Mini split systems come with many advantages that make them the ideal option for some homeowners looking to add a cooling capability to their homes. Some of the most significant benefits of choosing a mini split system include:
- Greater energy efficiency: With a ductless system, you will not have ductwork which can increase energy losses. Also, you can choose a multi-zone system that can allow you to put handlers in different areas of your home and control them individually. That way, you will only use energy when you need it.
- Better temperature control: With a traditional split system, you will set one temperature, and your system will run to try and get the home to reach that desired temperature. With a ductless mini split system with multiple air handlers, you can control the temperature in each space individually with remote control. This will allow household members to customize their room temperature to their comfort level.
- Easy installation: Installing ductless mini split systems is easy and can (with some brands) be DIY for many homeowners with basic electrical knowledge. The ease of installation can also help to lower your overall upfront costs. Many types of ductless systems come packaged with a kit that includes all you need for setup.
- Quieter operation: With most ductless mini split systems, the indoor air handlers feature a quiet operation, which means you will have less noise than a window AC unit or portable air conditioner. The noise you hear during operations should be no louder than would come out of vents in a ducted system.
- Improved IAQ: Ductwork is one of the main places where allergens and pollutants collect in your home, and if not kept clean, the ductwork can push these contaminants back into the air supply. With a ductless system, you won’t have to worry about dust and debris from your ductwork getting into the recirculated air in your home and damaging your indoor air quality.
Disadvantages of a Mini Split System
While there are many advantages to having a ductless mini split installed in your home, some drawbacks will need to be considered before making your decision. Some of the cons of mini split systems include:
- They can affect the aesthetics of your room: While air handlers can be mounted on the wall and out of the way, they can affect the design of your room and will need to have space around them to ensure that they have proper airflow.
- They can be more costly to repair: Ductless mini split air conditioners are designed to last long, but when they require repairs, they can be more expensive, especially if you have multiple air handling units that need repairs. Maintenance can also be more costly as there may be more parts to inspect. HVAC maintenance visits run an average of $150 to $300 per visit and then costs for repairs if needed.
- They require multiple units to cool the whole house: Mini splits are best suited for adding air conditioning to new additions of a home or for homes that do not have ductwork installed. Typically one handler will not provide enough cooling power for the entire house, and you will need multiple air handlers if you want to cool a larger space.

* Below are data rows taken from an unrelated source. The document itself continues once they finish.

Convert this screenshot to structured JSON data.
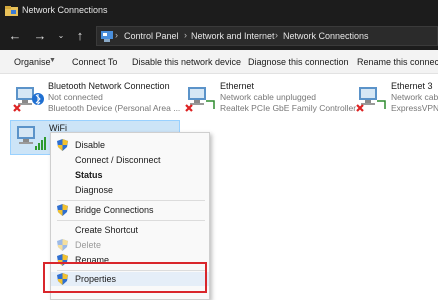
{
  "window": {
    "title": "Network Connections",
    "app_icon": "network-folder-icon"
  },
  "nav": {
    "back_icon": "arrow-left-icon",
    "forward_icon": "arrow-right-icon",
    "dropdown_icon": "chevron-down-icon",
    "up_icon": "arrow-up-icon"
  },
  "address": {
    "icon": "control-panel-icon",
    "crumbs": [
      "Control Panel",
      "Network and Internet",
      "Network Connections"
    ]
  },
  "toolbar": {
    "items": [
      "Organise",
      "Connect To",
      "Disable this network device",
      "Diagnose this connection",
      "Rename this connection"
    ]
  },
  "adapters": [
    {
      "name": "Bluetooth Network Connection",
      "status": "Not connected",
      "device": "Bluetooth Device (Personal Area ...",
      "icon": "bluetooth-adapter-icon"
    },
    {
      "name": "Ethernet",
      "status": "Network cable unplugged",
      "device": "Realtek PCIe GbE Family Controller",
      "icon": "ethernet-adapter-icon"
    },
    {
      "name": "Ethernet 3",
      "status": "Network cable u...",
      "device": "ExpressVPN",
      "icon": "ethernet-adapter-icon"
    },
    {
      "name": "WiFi",
      "status": "",
      "device": "",
      "icon": "wifi-adapter-icon"
    }
  ],
  "context_menu": {
    "items": [
      {
        "label": "Disable",
        "shield": true
      },
      {
        "label": "Connect / Disconnect"
      },
      {
        "label": "Status",
        "bold": true
      },
      {
        "label": "Diagnose"
      },
      {
        "label": "Bridge Connections",
        "shield": true
      },
      {
        "label": "Create Shortcut"
      },
      {
        "label": "Delete",
        "shield": true,
        "disabled": true
      },
      {
        "label": "Rename",
        "shield": true
      },
      {
        "label": "Properties",
        "shield": true,
        "highlighted": true
      }
    ]
  },
  "colors": {
    "highlight_box": "#d9262b",
    "selection": "#cce4f7",
    "title_bar": "#1c1c1c"
  }
}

- Choosing the right size can be challenging: Choosing the correct-sized system can be difficult if you use it for your home's primary cooling system. This is especially true if you have an open floor plan. If your system is too small to accommodate the square footage of your home, it will overwork and become less efficient.
Find the Perfect Cooling System at Superior Home Supplies
At Superior Home Supplies, we know that there is the right HVAC system for each homeowner’s needs and offer a wide range of Energy Star-rated HVAC appliances to help keep your home comfortable through every season. Whether you think a traditional split air-conditioning system will work for your cooling needs or want to enjoy greater control over the temperature in your home with a multi-zone ductless mini split system, we have the top-rated systems you want with the features you need. Check out our range of cooling appliances or contact one of our sales representatives to find out which option will provide the comfort and efficiency you are looking for.